  • Security
  • Network Configuration
  • Power Requirements
  • Signal Range
  • Compatibility
  • Dependability


Much like Z-Wave, Zigbee networks utilize 128-bit symmetric security keys. Normally, banks use this encryption level to conduct their online operations. This tech is also prevalent in government agencies, so it is more than capable of securing the majority of smart homes.

Any home with a wireless connection is at risk of security breaches, but your Zigbee signal is unlikely to be affected.

Network Configuration

Rather than constantly communicating with the hub, devices function as repeaters as part of a mesh network – more on that shortly.

There is no limit to how many devices can be connected via Zigbee.

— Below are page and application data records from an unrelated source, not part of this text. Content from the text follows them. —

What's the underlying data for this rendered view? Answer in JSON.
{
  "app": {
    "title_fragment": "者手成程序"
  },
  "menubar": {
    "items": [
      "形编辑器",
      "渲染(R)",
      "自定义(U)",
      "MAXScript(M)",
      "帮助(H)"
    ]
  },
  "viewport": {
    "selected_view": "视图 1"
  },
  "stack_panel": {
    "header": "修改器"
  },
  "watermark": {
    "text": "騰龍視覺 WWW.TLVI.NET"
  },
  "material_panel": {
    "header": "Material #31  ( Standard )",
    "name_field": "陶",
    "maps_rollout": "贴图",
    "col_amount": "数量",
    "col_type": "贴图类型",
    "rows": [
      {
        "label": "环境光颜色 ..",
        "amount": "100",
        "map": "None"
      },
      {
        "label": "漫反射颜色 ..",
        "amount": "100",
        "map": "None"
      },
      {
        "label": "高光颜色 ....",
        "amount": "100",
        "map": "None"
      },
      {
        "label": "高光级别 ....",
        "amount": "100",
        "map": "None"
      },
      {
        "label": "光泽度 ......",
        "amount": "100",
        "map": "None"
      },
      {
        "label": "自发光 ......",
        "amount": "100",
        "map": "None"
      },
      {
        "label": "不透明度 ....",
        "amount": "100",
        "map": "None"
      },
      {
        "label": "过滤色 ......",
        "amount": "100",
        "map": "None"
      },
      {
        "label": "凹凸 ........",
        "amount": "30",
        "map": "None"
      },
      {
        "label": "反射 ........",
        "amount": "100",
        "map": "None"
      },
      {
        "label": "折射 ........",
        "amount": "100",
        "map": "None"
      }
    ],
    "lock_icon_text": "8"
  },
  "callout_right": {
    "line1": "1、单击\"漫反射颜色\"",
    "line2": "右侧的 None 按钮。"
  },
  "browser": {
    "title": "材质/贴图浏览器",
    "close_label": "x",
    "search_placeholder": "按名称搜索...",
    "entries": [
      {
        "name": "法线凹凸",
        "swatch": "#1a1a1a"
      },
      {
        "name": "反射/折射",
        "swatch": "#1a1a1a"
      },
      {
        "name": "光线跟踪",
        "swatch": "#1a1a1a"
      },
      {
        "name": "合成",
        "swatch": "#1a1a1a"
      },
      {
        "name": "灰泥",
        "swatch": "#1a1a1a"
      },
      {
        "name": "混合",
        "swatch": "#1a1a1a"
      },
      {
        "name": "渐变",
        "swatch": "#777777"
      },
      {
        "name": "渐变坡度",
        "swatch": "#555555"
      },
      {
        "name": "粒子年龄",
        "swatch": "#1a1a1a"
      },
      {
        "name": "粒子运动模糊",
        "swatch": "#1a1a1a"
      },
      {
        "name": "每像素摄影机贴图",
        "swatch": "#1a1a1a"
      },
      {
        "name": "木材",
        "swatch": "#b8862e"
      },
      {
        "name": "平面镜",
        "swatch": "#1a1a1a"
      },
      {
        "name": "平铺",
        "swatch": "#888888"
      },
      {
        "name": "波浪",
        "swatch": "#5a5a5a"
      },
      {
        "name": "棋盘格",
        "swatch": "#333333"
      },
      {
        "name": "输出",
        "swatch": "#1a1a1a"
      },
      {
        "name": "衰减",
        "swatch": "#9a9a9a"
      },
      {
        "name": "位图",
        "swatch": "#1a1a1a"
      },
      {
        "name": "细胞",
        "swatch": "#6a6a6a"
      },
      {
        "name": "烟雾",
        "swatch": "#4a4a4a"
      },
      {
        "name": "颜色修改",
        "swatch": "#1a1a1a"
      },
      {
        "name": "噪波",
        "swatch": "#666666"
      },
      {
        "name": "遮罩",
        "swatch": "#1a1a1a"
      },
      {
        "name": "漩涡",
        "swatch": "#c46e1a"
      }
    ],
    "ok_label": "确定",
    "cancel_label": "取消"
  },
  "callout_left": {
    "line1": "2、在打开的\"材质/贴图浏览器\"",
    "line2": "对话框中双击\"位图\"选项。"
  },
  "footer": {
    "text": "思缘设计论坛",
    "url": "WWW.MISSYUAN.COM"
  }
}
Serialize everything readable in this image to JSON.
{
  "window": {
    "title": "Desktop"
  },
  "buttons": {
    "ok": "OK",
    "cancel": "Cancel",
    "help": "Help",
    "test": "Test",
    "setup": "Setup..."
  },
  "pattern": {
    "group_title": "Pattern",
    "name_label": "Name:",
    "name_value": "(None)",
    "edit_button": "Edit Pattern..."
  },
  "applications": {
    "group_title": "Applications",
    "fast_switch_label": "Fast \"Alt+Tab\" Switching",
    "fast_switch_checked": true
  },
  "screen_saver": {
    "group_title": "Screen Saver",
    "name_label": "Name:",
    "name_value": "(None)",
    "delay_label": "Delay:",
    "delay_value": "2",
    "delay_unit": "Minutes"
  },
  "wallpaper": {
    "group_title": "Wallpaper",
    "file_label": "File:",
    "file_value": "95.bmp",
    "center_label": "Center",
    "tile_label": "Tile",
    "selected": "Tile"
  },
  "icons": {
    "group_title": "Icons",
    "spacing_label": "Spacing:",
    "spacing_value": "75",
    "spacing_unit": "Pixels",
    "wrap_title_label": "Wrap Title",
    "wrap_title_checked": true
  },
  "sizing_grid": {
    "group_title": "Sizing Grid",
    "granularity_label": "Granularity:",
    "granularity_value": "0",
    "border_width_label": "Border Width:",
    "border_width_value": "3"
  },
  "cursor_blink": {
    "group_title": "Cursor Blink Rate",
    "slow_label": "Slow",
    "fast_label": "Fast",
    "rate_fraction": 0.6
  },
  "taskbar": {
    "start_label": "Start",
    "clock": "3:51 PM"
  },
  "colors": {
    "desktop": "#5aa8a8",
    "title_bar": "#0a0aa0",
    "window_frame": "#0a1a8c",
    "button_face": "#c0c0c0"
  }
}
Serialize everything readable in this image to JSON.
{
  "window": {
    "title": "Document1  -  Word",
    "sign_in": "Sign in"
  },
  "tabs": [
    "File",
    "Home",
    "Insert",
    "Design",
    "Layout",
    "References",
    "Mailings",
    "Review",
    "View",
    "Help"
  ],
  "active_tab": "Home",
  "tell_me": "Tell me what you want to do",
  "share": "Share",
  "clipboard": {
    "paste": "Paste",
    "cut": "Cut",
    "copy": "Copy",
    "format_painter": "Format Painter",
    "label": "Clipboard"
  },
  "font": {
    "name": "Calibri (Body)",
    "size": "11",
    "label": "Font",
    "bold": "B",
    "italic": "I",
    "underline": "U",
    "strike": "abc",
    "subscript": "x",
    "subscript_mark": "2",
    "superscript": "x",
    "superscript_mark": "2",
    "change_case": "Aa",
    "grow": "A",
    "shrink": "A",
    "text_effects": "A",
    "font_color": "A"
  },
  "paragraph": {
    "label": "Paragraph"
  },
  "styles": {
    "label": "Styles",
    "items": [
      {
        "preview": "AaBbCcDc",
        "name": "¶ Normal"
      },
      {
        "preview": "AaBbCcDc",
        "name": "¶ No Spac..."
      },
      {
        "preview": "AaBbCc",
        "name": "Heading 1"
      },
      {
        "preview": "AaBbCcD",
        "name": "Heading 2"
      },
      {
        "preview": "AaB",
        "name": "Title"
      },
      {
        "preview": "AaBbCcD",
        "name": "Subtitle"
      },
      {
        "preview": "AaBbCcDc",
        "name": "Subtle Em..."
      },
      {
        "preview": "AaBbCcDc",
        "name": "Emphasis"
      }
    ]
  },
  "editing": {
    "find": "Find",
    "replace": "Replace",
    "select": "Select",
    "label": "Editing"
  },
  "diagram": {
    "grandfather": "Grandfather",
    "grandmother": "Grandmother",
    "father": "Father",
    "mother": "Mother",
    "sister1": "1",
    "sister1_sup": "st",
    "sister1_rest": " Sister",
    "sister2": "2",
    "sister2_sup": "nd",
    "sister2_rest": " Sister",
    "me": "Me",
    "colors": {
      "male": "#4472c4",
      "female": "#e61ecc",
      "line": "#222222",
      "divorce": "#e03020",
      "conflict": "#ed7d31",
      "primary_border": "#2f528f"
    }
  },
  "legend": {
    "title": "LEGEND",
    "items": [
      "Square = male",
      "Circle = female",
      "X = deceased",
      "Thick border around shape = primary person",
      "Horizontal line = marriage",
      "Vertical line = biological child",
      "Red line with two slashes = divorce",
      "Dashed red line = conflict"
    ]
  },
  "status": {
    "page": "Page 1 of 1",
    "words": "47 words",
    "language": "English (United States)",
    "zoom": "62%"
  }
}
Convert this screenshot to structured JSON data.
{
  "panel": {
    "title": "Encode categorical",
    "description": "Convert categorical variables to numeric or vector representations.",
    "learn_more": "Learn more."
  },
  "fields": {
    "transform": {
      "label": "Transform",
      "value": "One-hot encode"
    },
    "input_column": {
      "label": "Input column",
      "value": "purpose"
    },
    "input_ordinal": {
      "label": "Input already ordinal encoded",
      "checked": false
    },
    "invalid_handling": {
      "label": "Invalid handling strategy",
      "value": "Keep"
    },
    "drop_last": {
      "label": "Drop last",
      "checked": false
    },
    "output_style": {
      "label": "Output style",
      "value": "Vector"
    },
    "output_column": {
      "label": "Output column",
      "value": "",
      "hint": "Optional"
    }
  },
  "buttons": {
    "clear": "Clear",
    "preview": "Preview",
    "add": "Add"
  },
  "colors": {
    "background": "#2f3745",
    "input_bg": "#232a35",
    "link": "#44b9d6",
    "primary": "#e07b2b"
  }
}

There is enough capacity in a Zigbee network to support up to 65,000 devices, which makes it large enough for use in commercial applications and with smart switches throughout. It is powerful enough to support even the biggest smart home.

Power Requirements

Bluetooth and WiFi use a lot of power, while Zigbee runs much smoother without sucking up massive amounts of energy.

The last thing you want is for your connected home to run on a communication protocol that drains your precious power. Due to its low power requirements, Zigbee makes an ideal choice for smart locks and sensors that can run for long periods of time on nothing but a battery.

Signal Range

You may need an outside signal depending on how your smart home is configured. People are now smartening up their homes, and home offices are more common than they used to be because there are more remote workers.

As far as signal range goes, Zigbee is more than adequate, but definitely not outstanding. Generally, ranges indoors are around 40 feet, but line of sight makes the difference. Furthermore, walls, fences, and other obstacles can interfere with Zigbee signals, leaving you with a surprisingly short range at times.

Why does this happen?

High frequencies have a hard time penetrating obstructions. It may be less stressful for WiFi to operate at 5GHz than at 2.4GHz, but may not be beneficial if your router is downstairs and you’re connected upstairs.

Zigbee isn’t the best option for massive smart homes, even though its disappointing reach isn’t generally problematic. But, it definitely is the most reliable for its features and price point


Over 2500 devices are Zigbee-ready thanks to the Zigbee Alliance – we’ll talk about that shortly.

Instead of hoping a Zigbee-ready device will be fully compliant, verify the Zigbee Home Automation Certificate to ensure the hardware and software are Zigbee compatible. If it doesn’t have the certification, it most likely will not work with your setup.


If you want your smart home technology to function at its best, you need a completely reliable signal.

It can be annoying when a signal drops on certain non-essential devices. On the other hand, breaches involving security devices could cost you a shit ton of money. Consider the scenario of your water leak detector failing or even worse, your smoke detector and carbon monoxide detector. How about your smart door locks and security cameras? See where I am going with this? If you go skimp on the tech, it will end up screwing you over late and hit your wallet where it hurts.

With the right setup, Zigbee can provide reliable service for most reasonable applications.

Congestion is likely to occur when you rely totally on 2.4GHz frequencies. There is a possibility of dropped signals because your WiFi network, as well as most other devices, use the same frequency.

Zigbee Alliance

In 2002, Zigbee’s makers formed the Zigbee Alliance. There are now over 400 members and over 2500 devices that support Zigbee.

Zigbee membership is divided into three levels:

  • Adopter
  • Participant
  • Promoter

By 2023, nearly 4 billion Zigbee chipsets will ship, making the Alliance’s growth continue and becoming the top protocol for smart home enthusiasts.

There are a lot of Zigbee hubs out there with tons of pros and cons. In another article, we will focus on our favorite 3 you should check out.

Final Thoughts

Hopefully, this brief overview of Zigbee has been useful and insightful for you. Your smart home won’t only consist of Zigbee devices, but, most of them definitely will be. So at least you have some knowledge on the subject.